About this task -
What is the number of lines in the listing below that contain the string "Flashing"? Give that number only.

Extracted material -
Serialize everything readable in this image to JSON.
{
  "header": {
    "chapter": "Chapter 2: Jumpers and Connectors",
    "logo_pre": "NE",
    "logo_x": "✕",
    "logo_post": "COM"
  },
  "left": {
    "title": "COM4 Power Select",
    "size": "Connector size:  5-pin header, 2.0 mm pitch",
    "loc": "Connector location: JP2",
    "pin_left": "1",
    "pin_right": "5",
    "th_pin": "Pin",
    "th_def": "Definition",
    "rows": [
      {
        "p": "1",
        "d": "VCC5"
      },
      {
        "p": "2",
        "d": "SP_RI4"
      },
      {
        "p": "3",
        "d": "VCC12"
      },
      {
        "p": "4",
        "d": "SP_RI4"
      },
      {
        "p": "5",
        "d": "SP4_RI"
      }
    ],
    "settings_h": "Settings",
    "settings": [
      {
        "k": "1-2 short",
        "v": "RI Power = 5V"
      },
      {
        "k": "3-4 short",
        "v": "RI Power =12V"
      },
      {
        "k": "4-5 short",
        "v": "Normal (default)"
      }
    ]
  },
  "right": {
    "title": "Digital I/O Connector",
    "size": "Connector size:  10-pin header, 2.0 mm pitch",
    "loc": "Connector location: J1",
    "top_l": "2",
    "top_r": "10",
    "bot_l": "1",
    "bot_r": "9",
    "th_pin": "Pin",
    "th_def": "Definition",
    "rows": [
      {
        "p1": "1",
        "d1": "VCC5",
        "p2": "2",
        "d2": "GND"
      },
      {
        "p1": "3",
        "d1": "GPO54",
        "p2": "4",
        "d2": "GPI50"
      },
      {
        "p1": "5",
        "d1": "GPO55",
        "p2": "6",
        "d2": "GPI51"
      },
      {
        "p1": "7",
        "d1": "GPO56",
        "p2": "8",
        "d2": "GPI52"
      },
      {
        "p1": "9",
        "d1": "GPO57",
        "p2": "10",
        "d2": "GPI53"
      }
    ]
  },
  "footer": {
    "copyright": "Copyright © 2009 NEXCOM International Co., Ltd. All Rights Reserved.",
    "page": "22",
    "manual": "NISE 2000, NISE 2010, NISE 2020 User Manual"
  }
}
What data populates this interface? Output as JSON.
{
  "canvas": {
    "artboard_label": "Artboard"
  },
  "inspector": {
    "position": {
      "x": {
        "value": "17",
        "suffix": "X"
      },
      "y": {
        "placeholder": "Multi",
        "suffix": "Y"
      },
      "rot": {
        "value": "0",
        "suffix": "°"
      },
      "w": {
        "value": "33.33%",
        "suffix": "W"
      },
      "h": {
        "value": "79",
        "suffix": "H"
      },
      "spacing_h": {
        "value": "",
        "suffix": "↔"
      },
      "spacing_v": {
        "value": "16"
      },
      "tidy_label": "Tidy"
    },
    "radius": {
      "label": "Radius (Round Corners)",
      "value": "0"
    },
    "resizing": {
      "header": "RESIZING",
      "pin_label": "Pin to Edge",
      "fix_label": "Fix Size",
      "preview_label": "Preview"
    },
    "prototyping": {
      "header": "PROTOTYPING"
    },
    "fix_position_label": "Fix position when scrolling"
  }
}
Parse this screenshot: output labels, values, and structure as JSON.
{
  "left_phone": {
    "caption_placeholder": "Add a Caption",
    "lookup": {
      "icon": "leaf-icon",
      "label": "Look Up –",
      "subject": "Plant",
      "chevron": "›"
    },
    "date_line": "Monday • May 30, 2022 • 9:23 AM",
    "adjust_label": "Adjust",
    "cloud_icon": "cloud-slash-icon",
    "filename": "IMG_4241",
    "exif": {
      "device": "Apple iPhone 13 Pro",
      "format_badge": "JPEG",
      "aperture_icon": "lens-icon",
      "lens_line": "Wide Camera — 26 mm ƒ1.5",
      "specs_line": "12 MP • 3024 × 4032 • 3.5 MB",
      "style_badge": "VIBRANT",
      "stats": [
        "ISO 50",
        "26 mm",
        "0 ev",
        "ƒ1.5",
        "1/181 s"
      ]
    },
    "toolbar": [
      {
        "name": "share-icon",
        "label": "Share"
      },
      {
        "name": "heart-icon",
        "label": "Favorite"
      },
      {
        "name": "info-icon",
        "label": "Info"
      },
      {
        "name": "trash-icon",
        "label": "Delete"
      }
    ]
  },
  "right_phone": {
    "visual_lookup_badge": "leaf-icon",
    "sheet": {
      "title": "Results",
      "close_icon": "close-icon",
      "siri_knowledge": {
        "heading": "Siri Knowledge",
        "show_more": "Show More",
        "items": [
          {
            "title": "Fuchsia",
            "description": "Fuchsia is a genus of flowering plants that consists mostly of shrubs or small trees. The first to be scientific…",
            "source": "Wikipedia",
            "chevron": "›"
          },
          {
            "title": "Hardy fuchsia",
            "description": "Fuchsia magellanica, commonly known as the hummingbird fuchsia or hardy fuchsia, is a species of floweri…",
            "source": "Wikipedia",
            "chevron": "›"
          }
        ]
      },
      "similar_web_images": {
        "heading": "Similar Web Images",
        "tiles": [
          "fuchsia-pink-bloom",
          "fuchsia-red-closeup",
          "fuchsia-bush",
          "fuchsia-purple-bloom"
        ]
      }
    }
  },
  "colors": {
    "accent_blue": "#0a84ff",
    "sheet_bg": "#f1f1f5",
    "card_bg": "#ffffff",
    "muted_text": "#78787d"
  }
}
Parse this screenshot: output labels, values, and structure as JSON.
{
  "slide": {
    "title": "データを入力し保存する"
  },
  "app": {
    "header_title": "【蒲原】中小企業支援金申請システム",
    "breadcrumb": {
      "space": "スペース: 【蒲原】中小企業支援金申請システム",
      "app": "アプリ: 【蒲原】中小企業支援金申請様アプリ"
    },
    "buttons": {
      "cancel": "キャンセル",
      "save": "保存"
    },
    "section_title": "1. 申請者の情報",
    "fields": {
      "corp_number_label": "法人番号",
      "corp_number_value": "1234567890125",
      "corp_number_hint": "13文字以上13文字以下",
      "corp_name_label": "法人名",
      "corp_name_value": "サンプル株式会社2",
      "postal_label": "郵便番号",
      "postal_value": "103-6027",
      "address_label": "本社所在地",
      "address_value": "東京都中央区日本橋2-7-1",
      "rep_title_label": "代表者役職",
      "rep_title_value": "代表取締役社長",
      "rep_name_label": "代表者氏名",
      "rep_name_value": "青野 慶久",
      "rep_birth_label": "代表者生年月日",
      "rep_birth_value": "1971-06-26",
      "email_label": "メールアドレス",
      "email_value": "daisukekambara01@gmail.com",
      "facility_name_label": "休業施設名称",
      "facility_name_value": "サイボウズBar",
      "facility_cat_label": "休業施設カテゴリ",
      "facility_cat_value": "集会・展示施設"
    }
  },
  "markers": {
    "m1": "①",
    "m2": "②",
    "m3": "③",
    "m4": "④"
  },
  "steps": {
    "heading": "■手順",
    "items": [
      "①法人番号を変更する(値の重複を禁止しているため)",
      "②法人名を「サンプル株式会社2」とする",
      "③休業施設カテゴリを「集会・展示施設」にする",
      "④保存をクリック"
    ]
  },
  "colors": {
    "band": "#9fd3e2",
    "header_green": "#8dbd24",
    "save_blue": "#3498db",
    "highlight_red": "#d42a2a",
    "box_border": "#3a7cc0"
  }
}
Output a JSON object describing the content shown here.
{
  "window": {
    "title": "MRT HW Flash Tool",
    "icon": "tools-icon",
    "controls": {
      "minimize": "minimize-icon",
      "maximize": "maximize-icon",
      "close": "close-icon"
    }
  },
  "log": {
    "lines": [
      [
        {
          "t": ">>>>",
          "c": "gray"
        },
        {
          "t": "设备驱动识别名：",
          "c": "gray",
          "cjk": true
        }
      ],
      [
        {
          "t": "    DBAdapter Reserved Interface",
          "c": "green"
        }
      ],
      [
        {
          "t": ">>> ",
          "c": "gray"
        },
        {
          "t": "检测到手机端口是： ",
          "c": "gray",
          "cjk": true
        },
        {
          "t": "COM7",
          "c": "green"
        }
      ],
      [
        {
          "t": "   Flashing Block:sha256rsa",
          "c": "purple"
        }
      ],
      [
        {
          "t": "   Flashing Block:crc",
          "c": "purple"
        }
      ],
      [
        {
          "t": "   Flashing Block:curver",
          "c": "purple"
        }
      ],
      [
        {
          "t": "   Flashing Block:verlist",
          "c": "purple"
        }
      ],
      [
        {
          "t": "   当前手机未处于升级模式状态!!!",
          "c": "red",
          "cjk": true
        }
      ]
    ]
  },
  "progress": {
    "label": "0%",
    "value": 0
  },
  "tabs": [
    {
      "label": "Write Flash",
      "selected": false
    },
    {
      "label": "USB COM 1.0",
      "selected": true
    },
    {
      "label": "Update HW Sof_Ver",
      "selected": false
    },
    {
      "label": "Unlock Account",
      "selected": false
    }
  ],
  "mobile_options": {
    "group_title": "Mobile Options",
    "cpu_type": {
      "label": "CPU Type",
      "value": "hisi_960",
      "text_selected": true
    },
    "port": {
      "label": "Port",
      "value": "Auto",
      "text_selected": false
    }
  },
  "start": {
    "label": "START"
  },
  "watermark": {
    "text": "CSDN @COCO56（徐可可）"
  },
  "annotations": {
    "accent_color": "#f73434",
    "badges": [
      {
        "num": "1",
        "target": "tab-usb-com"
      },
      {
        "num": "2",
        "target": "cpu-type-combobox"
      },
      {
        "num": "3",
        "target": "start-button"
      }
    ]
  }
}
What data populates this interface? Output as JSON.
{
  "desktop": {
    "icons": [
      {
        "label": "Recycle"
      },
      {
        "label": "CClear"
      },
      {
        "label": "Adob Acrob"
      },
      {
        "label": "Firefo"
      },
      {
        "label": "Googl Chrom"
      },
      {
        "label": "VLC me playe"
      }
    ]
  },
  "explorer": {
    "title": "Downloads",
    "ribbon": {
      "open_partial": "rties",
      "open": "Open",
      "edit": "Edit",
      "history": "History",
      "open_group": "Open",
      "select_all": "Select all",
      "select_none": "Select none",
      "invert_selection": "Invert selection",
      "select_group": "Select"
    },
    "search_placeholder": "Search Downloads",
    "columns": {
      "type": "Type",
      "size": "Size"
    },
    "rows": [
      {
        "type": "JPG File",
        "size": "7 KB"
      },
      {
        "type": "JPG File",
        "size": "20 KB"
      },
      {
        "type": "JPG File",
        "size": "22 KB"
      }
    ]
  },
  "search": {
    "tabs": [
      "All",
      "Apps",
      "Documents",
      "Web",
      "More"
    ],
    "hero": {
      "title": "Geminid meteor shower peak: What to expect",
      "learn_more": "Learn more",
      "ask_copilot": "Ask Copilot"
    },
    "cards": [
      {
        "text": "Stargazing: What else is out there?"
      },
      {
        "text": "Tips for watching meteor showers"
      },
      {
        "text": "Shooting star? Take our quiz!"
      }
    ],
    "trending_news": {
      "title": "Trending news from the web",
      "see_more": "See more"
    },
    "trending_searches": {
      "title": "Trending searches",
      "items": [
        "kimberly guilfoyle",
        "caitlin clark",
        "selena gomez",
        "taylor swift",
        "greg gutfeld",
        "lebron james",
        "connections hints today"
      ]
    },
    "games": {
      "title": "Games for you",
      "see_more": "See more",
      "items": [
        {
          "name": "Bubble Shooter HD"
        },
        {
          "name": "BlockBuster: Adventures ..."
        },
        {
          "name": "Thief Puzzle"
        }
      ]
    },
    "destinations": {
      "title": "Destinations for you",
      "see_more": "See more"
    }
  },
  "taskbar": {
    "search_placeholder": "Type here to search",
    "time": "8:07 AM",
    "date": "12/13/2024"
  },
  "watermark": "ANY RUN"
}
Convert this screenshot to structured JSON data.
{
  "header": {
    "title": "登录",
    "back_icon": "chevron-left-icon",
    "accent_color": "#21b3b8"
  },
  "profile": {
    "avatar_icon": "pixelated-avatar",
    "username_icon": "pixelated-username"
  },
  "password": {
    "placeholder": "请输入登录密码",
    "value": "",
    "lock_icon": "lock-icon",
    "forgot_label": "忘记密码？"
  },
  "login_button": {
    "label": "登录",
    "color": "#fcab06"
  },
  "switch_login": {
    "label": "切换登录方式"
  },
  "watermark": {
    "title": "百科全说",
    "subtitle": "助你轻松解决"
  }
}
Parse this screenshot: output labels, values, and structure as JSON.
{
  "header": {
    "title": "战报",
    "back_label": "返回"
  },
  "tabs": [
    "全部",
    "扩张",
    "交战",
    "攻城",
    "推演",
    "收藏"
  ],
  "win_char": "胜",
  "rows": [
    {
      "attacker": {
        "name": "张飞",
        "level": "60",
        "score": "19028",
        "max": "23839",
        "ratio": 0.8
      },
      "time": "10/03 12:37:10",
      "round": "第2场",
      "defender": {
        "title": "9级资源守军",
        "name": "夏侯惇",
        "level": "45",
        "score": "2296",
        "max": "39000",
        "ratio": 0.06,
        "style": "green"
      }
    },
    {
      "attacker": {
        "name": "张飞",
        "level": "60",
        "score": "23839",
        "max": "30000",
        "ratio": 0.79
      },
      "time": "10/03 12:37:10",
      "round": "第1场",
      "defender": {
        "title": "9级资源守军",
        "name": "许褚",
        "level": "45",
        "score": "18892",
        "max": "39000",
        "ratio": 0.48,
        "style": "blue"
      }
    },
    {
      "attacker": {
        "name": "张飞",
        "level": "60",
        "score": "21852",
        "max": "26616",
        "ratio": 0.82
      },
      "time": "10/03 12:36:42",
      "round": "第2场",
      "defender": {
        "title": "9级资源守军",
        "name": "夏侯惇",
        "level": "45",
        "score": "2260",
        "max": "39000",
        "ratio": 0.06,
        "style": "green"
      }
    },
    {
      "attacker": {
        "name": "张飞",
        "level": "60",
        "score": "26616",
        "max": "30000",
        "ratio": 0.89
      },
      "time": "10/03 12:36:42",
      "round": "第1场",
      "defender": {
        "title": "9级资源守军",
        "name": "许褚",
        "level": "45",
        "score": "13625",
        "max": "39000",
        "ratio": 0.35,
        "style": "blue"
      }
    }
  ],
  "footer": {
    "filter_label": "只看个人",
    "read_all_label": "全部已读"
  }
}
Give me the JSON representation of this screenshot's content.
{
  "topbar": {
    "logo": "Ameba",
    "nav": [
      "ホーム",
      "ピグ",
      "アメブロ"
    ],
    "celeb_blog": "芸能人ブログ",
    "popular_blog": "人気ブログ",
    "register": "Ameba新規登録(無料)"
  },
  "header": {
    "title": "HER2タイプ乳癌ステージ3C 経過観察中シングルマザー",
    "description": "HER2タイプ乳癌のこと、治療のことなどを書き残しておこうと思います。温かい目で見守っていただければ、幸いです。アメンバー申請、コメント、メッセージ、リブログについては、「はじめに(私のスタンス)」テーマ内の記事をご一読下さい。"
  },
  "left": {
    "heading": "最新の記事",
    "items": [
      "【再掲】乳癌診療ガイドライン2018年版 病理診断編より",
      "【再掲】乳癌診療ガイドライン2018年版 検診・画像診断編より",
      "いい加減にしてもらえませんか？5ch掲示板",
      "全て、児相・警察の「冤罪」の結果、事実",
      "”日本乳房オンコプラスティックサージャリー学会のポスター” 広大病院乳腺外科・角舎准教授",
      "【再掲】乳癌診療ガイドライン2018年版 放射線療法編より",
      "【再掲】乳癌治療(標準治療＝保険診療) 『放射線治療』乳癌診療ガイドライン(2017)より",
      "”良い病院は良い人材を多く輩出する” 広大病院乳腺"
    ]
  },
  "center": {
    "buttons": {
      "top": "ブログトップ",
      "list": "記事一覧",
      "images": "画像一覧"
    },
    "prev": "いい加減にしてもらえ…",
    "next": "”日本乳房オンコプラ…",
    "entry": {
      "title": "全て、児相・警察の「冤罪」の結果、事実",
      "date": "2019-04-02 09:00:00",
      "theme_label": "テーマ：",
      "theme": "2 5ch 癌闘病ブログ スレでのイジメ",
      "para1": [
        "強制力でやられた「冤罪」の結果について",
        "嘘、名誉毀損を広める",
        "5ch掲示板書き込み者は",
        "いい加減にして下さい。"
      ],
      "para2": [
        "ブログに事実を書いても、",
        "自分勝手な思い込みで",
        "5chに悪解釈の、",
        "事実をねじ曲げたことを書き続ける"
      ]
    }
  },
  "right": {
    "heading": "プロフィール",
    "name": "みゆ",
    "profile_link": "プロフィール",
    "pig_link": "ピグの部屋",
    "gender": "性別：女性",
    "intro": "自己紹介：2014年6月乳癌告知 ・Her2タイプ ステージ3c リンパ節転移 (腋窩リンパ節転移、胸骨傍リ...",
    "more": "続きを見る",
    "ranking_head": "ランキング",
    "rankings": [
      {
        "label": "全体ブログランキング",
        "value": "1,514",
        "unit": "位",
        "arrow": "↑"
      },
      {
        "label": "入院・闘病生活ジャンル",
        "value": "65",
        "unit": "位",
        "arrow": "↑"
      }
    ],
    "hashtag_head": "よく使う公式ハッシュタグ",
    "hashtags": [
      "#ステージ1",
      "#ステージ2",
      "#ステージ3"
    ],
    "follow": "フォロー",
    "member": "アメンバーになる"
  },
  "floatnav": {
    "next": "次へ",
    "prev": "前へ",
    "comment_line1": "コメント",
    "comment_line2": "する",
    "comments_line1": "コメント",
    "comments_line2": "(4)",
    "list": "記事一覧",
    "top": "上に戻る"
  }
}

Exercise response -
4